• [What is required]: Scan the material for the word "连接到网络", and copy each line where it shows up.

··· Record excerpts

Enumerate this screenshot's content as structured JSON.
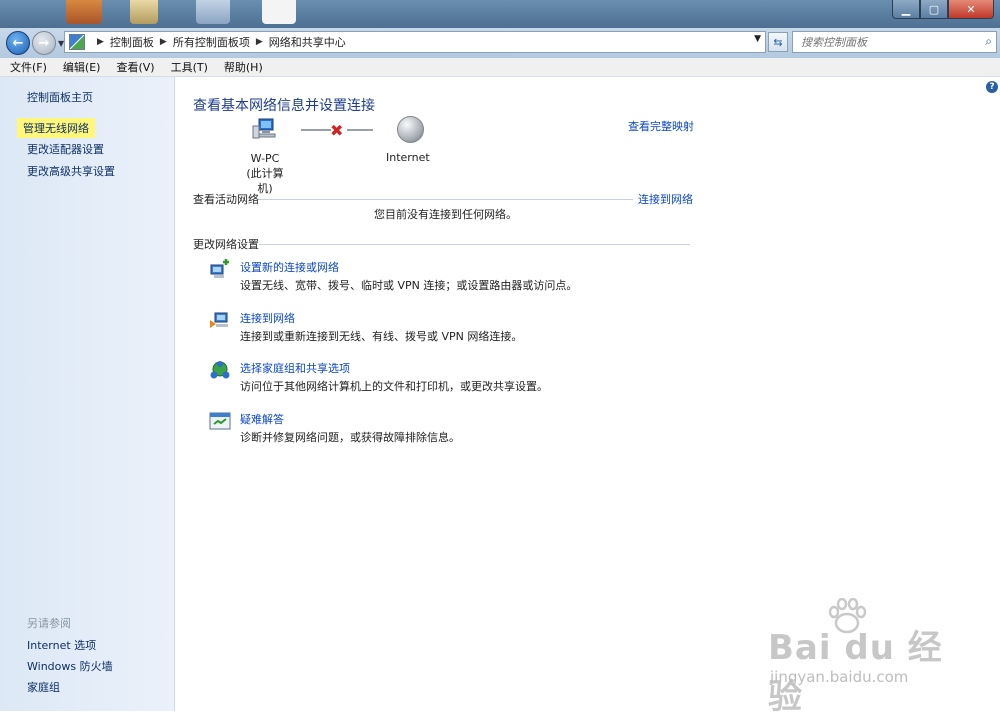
{
  "window": {
    "minimize": "▁",
    "maximize": "▢",
    "close": "✕"
  },
  "address_bar": {
    "crumbs": [
      "控制面板",
      "所有控制面板项",
      "网络和共享中心"
    ],
    "search_placeholder": "搜索控制面板"
  },
  "menu": [
    "文件(F)",
    "编辑(E)",
    "查看(V)",
    "工具(T)",
    "帮助(H)"
  ],
  "sidebar": {
    "home": "控制面板主页",
    "items": [
      "管理无线网络",
      "更改适配器设置",
      "更改高级共享设置"
    ],
    "see_also_title": "另请参阅",
    "see_also": [
      "Internet 选项",
      "Windows 防火墙",
      "家庭组"
    ]
  },
  "main": {
    "title": "查看基本网络信息并设置连接",
    "view_full_map": "查看完整映射",
    "computer_name": "W-PC",
    "computer_sub": "(此计算机)",
    "internet_label": "Internet",
    "active_networks_head": "查看活动网络",
    "connect_to_network": "连接到网络",
    "no_connection_msg": "您目前没有连接到任何网络。",
    "change_settings_head": "更改网络设置",
    "tasks": [
      {
        "title": "设置新的连接或网络",
        "desc": "设置无线、宽带、拨号、临时或 VPN 连接；或设置路由器或访问点。",
        "icon": "new-connection-icon"
      },
      {
        "title": "连接到网络",
        "desc": "连接到或重新连接到无线、有线、拨号或 VPN 网络连接。",
        "icon": "connect-network-icon"
      },
      {
        "title": "选择家庭组和共享选项",
        "desc": "访问位于其他网络计算机上的文件和打印机，或更改共享设置。",
        "icon": "homegroup-icon"
      },
      {
        "title": "疑难解答",
        "desc": "诊断并修复网络问题，或获得故障排除信息。",
        "icon": "troubleshoot-icon"
      }
    ]
  },
  "watermark": {
    "brand": "Bai du 经验",
    "url": "jingyan.baidu.com"
  },
  "colors": {
    "link": "#0d47c5",
    "title": "#1e3d8f",
    "highlight": "#fff77a",
    "sidebar_bg": "#dde8f6"
  }
}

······

• [Task answer]:
    "connect_to_network": "连接到网络",
        "title": "连接到网络",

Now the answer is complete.